It may be assumed that the notice sent by the defendant on June 10 was sufficient to relieve it from liability at that time provided it had done nothing more. It may also be assumed that if notice of similar import had accompanied the order for reshipment on June 14 it would not be liable in the present action. But the order for reshipment was an act of dominion by the defendant over the shipment. It was unequivocal in terms. It did not indicate agency. It contained no words of limitation. The defendant's original position as consignee gave it the opportunity to change its mind and assume a dominating relation to the shipment. The implications of its conduct were that it was no longer acting as agent for the Toronto owner but on its own account or for a different owner. Such conduct placed the defendant under liability as a consignor respecting the freight charges. There is so much of inflexibility under the Federal statutes with respect to liability for freight charges in interstate transportation that relaxation does not seem consonant with the present state of the law. We think that the act of dominion exercised by the defendant in ordering the

Page 185

reshipment without more was enough to fasten upon it liability for freight charges. The terms of the notice of June 10 cannot rightly be stretched to accompany the order for reshipment when no reference was made to it in that order. We think that the case at bar is distinguishable from New York Central Railroad v. Sharp, 124 Misc. (N.Y.) 265, affirmed in 215 App. Div. (N.Y.) 794, where the defendant was not consignee and does not appear to have been a party to the bill of lading; it was simply required that notice be sent to the defendant of the arrival of the shipment.

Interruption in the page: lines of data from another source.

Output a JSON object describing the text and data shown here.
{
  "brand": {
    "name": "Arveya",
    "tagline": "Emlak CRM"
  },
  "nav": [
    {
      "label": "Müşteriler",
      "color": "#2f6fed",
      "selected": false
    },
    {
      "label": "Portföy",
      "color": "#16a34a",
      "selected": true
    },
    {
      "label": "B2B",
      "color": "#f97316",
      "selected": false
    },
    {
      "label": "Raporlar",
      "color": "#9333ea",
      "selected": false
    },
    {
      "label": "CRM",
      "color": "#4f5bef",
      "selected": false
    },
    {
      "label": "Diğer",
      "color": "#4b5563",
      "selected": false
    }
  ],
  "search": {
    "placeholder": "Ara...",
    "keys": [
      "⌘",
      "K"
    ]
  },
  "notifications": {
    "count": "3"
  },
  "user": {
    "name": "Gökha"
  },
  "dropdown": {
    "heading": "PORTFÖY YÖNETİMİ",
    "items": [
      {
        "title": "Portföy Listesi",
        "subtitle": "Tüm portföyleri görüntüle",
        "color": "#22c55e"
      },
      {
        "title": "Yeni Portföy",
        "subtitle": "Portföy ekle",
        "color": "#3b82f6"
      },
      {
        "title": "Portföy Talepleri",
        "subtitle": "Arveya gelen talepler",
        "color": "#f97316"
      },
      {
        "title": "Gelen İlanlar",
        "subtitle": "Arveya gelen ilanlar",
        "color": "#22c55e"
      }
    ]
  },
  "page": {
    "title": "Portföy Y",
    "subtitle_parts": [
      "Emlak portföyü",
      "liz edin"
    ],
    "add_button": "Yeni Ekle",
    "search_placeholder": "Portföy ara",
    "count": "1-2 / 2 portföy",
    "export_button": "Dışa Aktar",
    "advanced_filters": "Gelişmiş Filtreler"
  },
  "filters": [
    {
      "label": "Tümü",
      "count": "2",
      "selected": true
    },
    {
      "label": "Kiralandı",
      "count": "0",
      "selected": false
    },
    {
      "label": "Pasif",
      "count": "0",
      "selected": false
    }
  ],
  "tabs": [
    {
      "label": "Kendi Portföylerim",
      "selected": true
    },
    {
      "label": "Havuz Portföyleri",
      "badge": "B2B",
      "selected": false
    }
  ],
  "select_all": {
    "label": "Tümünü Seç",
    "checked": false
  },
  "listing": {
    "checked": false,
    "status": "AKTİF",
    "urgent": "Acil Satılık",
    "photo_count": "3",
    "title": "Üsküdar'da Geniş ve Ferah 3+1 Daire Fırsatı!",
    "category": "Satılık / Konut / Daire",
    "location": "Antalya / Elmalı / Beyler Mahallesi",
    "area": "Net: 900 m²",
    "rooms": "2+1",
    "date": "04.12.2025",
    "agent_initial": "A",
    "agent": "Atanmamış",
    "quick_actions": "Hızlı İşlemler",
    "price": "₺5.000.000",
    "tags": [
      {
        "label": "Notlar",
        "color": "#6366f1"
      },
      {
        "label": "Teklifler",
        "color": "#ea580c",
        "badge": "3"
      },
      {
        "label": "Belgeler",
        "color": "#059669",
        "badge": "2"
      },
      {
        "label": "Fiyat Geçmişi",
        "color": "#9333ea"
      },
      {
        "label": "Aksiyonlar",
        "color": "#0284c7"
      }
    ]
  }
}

The provisions of the so called Newton Amendment of March 4, 1927, (44 U.S. Sts. at Large, 1447), to § 3, paragraph 2 of the Transportation Act of 1920 (41 U.S. Sts. at Large, 479), do not operate to relieve the defendant of liability. Such provisions exonerate a consignee for liability for transportation charges "(beyond those billed against him at the time of delivery for which he is otherwise liable) which may be found to be due after the property has been delivered to him, if the consignee (a) is an agent only and has no beneficial title in the property, and (b) prior to delivery of the property has notified the delivering carrier in writing of the fact of such agency and absence of beneficial title." The purpose of this Amendment was to remedy the hardship of the rule that lack of ownership by the consignee and the fact that he acted as agent only did not relieve him from personal liability to the carrier for unpaid charges. New York Central & Hudson River Railroad v. York & Whitney Co. 256 U. S. 406. New York, New Haven & Hartford Railroad v. Lord & Spencer, Inc. 273 Mass. 583. This statute applies only to those who accept delivery. The defendant did not accept delivery. Pennsylvania Railroad v. Rothstein & Sons, 109 Pa. Super. Ct. 96. (Allacatur refused by Supreme Court, 109 Pa. Super. Ct. xxiii.)

In accordance with the terms of the report the entry may be

Judgment for the plaintiff on the verdict.